I did this for weeks, until mid-April, at which time I began to have some other side effects. One weekend, I don’t remember the details hardly at all, my wife said I was acting kind of “funny.” I wasn’t making a lot of sense when I would talk; I would walk real slow & had slurred speech somewhat. She was concerned but knew that we would be going in on Monday for another treatment. By the time I got there I did not know where I was. She told the nurse what had been going on, they immediately put the oxygen thing on my finger and my oxygen level was at 64. They were in a panic. Adrienne said that all kinds of things began to happen. They said I needed to get to emergency immediately. Adrienne said she would just put me in the car and drive me across the street to Chandler Regional Hospital. Literally it was less than one block away. They said, oh no, an ambulance with paramedics will come get me.

Again I don’t remember all the details; by this time I was completely delirious. They took me to emergency, and my wife said that I was screaming at the top of my lungs. It took eight people to hold me down, & I was fighting everything they were doing and yelling out loud, saying things like …”they are trying to kill me,” “this doctor does not like me,” etc. … quite hilarious, but not really. They finally intubated me, gave me oxygen, and put me on a breathing machine. They transferred me to the Gilbert Mercy Hospital in the ICU for the next 4 days. It was a difficult time & painful time. We discovered that my epiglottis had been damaged/burned during the radiation treatments back in December. Everytime I swallowed I was aspirating. My food was going into my lungs, not my stomach, and I had a real bad case of pneumonia. My lungs were completely full of fluid. My epiglottis was not working properly. I failed two swallowing tests while in the hospital, got put on a feeding tube, and was released 13 days later. It was not a good time. I can’t remember the liquid “food” I had going through my feeding tube. I would have to use a pump, and it would take 6 hours to feed me. I would do it once during the day and then pretty much all night. It was not a pleasant time. I do not recommend this kind of diet. Since my initial prognosis of cancer thru May 2012, I had lost 60 lbs. I needed to lose some weight; I just don’t recommend this type of diet.

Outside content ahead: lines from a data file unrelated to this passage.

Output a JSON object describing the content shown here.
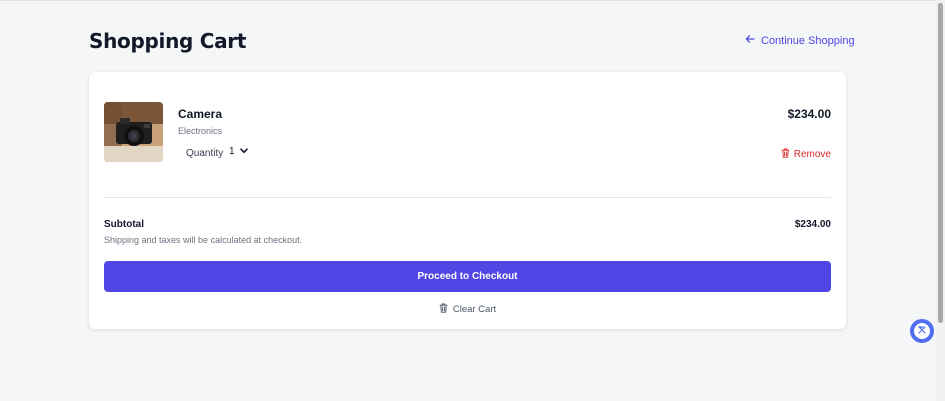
{
  "header": {
    "title": "Shopping Cart",
    "continue_label": "Continue Shopping",
    "continue_icon": "arrow-left-icon"
  },
  "cart": {
    "items": [
      {
        "name": "Camera",
        "category": "Electronics",
        "quantity_label": "Quantity",
        "quantity": "1",
        "price": "$234.00",
        "remove_label": "Remove",
        "image_icon": "camera-photo"
      }
    ],
    "subtotal_label": "Subtotal",
    "subtotal_value": "$234.00",
    "shipping_note": "Shipping and taxes will be calculated at checkout.",
    "checkout_label": "Proceed to Checkout",
    "clear_label": "Clear Cart"
  },
  "colors": {
    "accent": "#4f46e5",
    "danger": "#dc2626",
    "background": "#f5f6f8"
  }
}
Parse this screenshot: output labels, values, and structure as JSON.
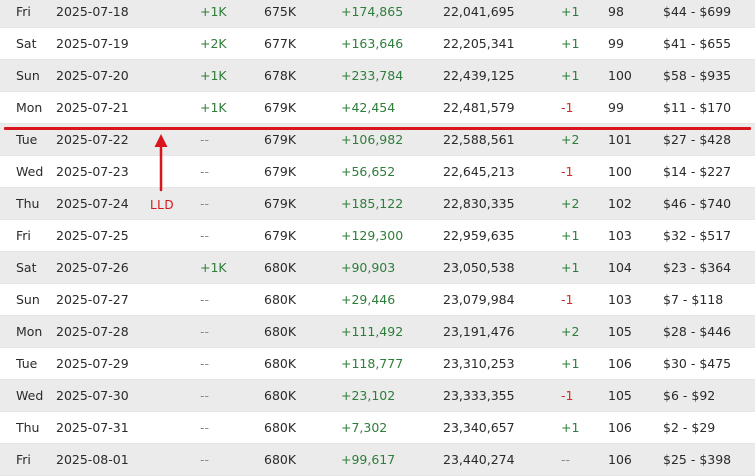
{
  "rows": [
    {
      "day": "Fri",
      "date": "2025-07-18",
      "subs_change": "+1K",
      "subs": "675K",
      "views_change": "+174,865",
      "total_views": "22,041,695",
      "rank_change": "+1",
      "rank": "98",
      "earnings": "$44 - $699"
    },
    {
      "day": "Sat",
      "date": "2025-07-19",
      "subs_change": "+2K",
      "subs": "677K",
      "views_change": "+163,646",
      "total_views": "22,205,341",
      "rank_change": "+1",
      "rank": "99",
      "earnings": "$41 - $655"
    },
    {
      "day": "Sun",
      "date": "2025-07-20",
      "subs_change": "+1K",
      "subs": "678K",
      "views_change": "+233,784",
      "total_views": "22,439,125",
      "rank_change": "+1",
      "rank": "100",
      "earnings": "$58 - $935"
    },
    {
      "day": "Mon",
      "date": "2025-07-21",
      "subs_change": "+1K",
      "subs": "679K",
      "views_change": "+42,454",
      "total_views": "22,481,579",
      "rank_change": "-1",
      "rank": "99",
      "earnings": "$11 - $170"
    },
    {
      "day": "Tue",
      "date": "2025-07-22",
      "subs_change": "--",
      "subs": "679K",
      "views_change": "+106,982",
      "total_views": "22,588,561",
      "rank_change": "+2",
      "rank": "101",
      "earnings": "$27 - $428"
    },
    {
      "day": "Wed",
      "date": "2025-07-23",
      "subs_change": "--",
      "subs": "679K",
      "views_change": "+56,652",
      "total_views": "22,645,213",
      "rank_change": "-1",
      "rank": "100",
      "earnings": "$14 - $227"
    },
    {
      "day": "Thu",
      "date": "2025-07-24",
      "subs_change": "--",
      "subs": "679K",
      "views_change": "+185,122",
      "total_views": "22,830,335",
      "rank_change": "+2",
      "rank": "102",
      "earnings": "$46 - $740"
    },
    {
      "day": "Fri",
      "date": "2025-07-25",
      "subs_change": "--",
      "subs": "679K",
      "views_change": "+129,300",
      "total_views": "22,959,635",
      "rank_change": "+1",
      "rank": "103",
      "earnings": "$32 - $517"
    },
    {
      "day": "Sat",
      "date": "2025-07-26",
      "subs_change": "+1K",
      "subs": "680K",
      "views_change": "+90,903",
      "total_views": "23,050,538",
      "rank_change": "+1",
      "rank": "104",
      "earnings": "$23 - $364"
    },
    {
      "day": "Sun",
      "date": "2025-07-27",
      "subs_change": "--",
      "subs": "680K",
      "views_change": "+29,446",
      "total_views": "23,079,984",
      "rank_change": "-1",
      "rank": "103",
      "earnings": "$7 - $118"
    },
    {
      "day": "Mon",
      "date": "2025-07-28",
      "subs_change": "--",
      "subs": "680K",
      "views_change": "+111,492",
      "total_views": "23,191,476",
      "rank_change": "+2",
      "rank": "105",
      "earnings": "$28 - $446"
    },
    {
      "day": "Tue",
      "date": "2025-07-29",
      "subs_change": "--",
      "subs": "680K",
      "views_change": "+118,777",
      "total_views": "23,310,253",
      "rank_change": "+1",
      "rank": "106",
      "earnings": "$30 - $475"
    },
    {
      "day": "Wed",
      "date": "2025-07-30",
      "subs_change": "--",
      "subs": "680K",
      "views_change": "+23,102",
      "total_views": "23,333,355",
      "rank_change": "-1",
      "rank": "105",
      "earnings": "$6 - $92"
    },
    {
      "day": "Thu",
      "date": "2025-07-31",
      "subs_change": "--",
      "subs": "680K",
      "views_change": "+7,302",
      "total_views": "23,340,657",
      "rank_change": "+1",
      "rank": "106",
      "earnings": "$2 - $29"
    },
    {
      "day": "Fri",
      "date": "2025-08-01",
      "subs_change": "--",
      "subs": "680K",
      "views_change": "+99,617",
      "total_views": "23,440,274",
      "rank_change": "--",
      "rank": "106",
      "earnings": "$25 - $398"
    }
  ],
  "annotation": {
    "label": "LLD",
    "color": "#d9161c"
  },
  "colors": {
    "positive": "#2f7d3a",
    "negative": "#c9302c",
    "neutral": "#8a8a8a",
    "row_alt": "#ebebeb"
  }
}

I did speech therapy for 5 weeks. My insurance would not cover it, but I was so blessed to have a niece Rachelle who is a licensed/certified therapist. She worked with me for 3 days a week for 5 weeks and would not accept 1 dollar from me. An incredible blessing and tender mercy from the Lord. Her employer even offered to do the swallowing test and doctor analysis at the end of 5 weeks at no charge. I was so humbled and so grateful.

I have since passed the swallowing test, and I no longer have the feeding tube. I started Intron injections that were 3 days a week. I got very sick with those, high fever, chills, vomiting, etc. … did that for almost 3 weeks and then became very depressed, could not sit down at my desk and make sense of things, and was somewhat lost. The doctor said I was having a reaction to it and made me stop. We took a break for a few weeks, then lowered the dosage amount and began doing it again 2 weeks ago.

Today I woke up very depressed, tingling throughout my legs & body, and very anxious. I went to see the nurses and my doctor, and they want me to stop again. So I’m not sure what the plan is right now. I’m a bit discouraged by all the reactions my body has had. I DO NOT want to quit; that is not an option. I had a PET scan also today, hoping that it will be clear, no new spread of cancer. I will find that out this coming Friday.

That is my story. I hope it helps others. This is not an easy battle, but with family, friends, loved ones, and trust in the Lord … I WILL BEAT THIS THING and I know that you can to.